The case took an enormous personal toll. In Jackson, where McGee was tried, a local newspaper wrote that “they should burn Willie McGee’s white woman lawyer along with him in the electric chair.” Abzug traveled to Jackson at eight months pregnant and found that no hotel would let her stay. Fear struck her when a taxi driver said he knew a place “far from town” where he was prepared to take her. She spent that night in a bus station bathroom, where she miscarried, before appearing in court the next morning.
She won a stay of execution, but the US Supreme Court refused to hear McGee’s final appeal. He was killed in an electric chair in 1951.
In 1961, Abzug co-founded Women Strike for Peace, which drew about 50,000 women to the streets to protest the testing of nuclear weapons. The group helped push a nuclear test ban treaty signed by the United States and the Soviet Union, and it later shifted its focus to ending the Vietnam War.
Abzug then won a seat in Congress at age 50 in 1970, becoming one of only 12 women in the 435-member House of Representatives. In Washington, she co-authored the Water Pollution Act of 1972 (now known as the Clean Water Act), then the country’s most comprehensive environmental legislation. She introduced the Equal Credit Act of 1974 — which gave women the economic independence to apply for credit cards and loans in their own names — and the first bill to protect gay people from discrimination in US history, which won only a handful of votes.
As chair of a subcommittee on government information and individual rights, she co-authored the Freedom of Information Act, the Right to Privacy Act and the Government in the Sunshine Act that required government hearings to be held in public. While calling CIA Director William Colby to testify, she discovered that the CIA had been spying on her for about 30 years. She was also the first member of Congress to call for President Richard Nixon’s impeachment and helped pass a bill to defund the Vietnam War.
In 1976, Abzug took the risk of giving up her House seat to run for Senate, where a woman had never sat before. She lost in the primary to Daniel Patrick Moynihan by less than 1%. More losses followed in her races for mayor of New York City and Congress again, as cultural tides shifted to the right and Reaganism halted progressive strides in the 1980s.
Still, she never stopped fighting for her agenda on different stages. In the last two decades of her life, she presided over the first National Women’s Conference in Houston, founded the grassroots political action group Women USA and turned to international politics, transforming the United Nations’ efforts to empower women across the globe as president of the Women’s Environmental and Development Organization (WEDO).
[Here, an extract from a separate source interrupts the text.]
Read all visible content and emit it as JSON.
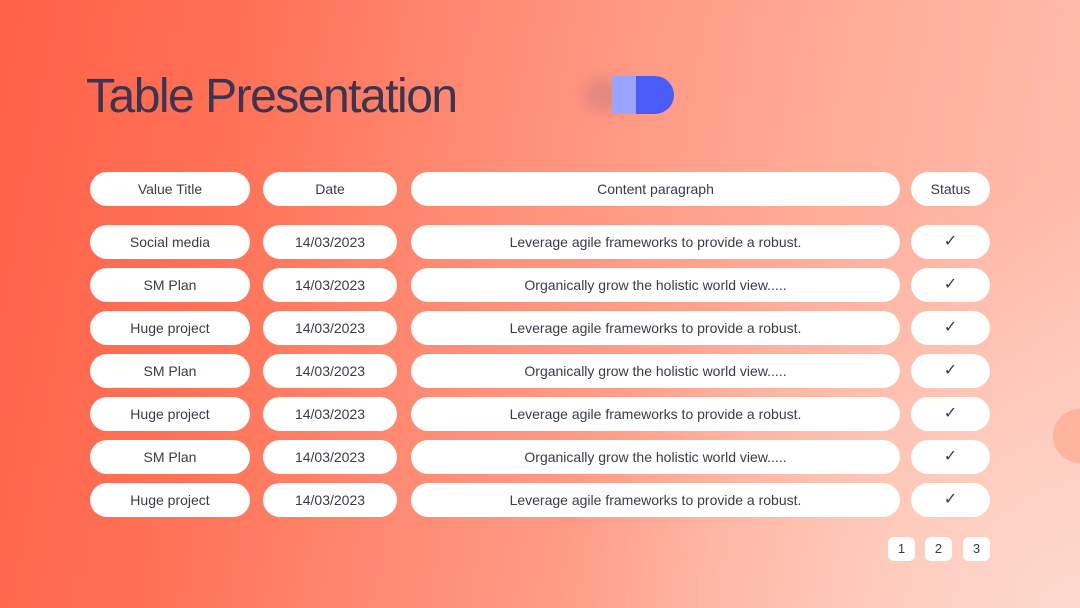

The politically and culturally powerful women interviewed in “Bella!” saw themselves as Abzug’s children, according to Lieberman. Her biological children Eve and Liz Abzug, who are also interviewed, said she tirelessly pushed for her causes at the cost of her personal life.
All of the women interviewees described paying a long overdue tribute to a woman whose shoulders they stood on, who sometimes shattered herself along with the glass ceiling.
“They just knew that she really opened the door and blazed in and had to make a lot of sacrifices for being one of the first,” said Lieberman. “She sacrificed her own career, her own likability, her own personal joy because she had to be a tough person and go headfirst into institutions.”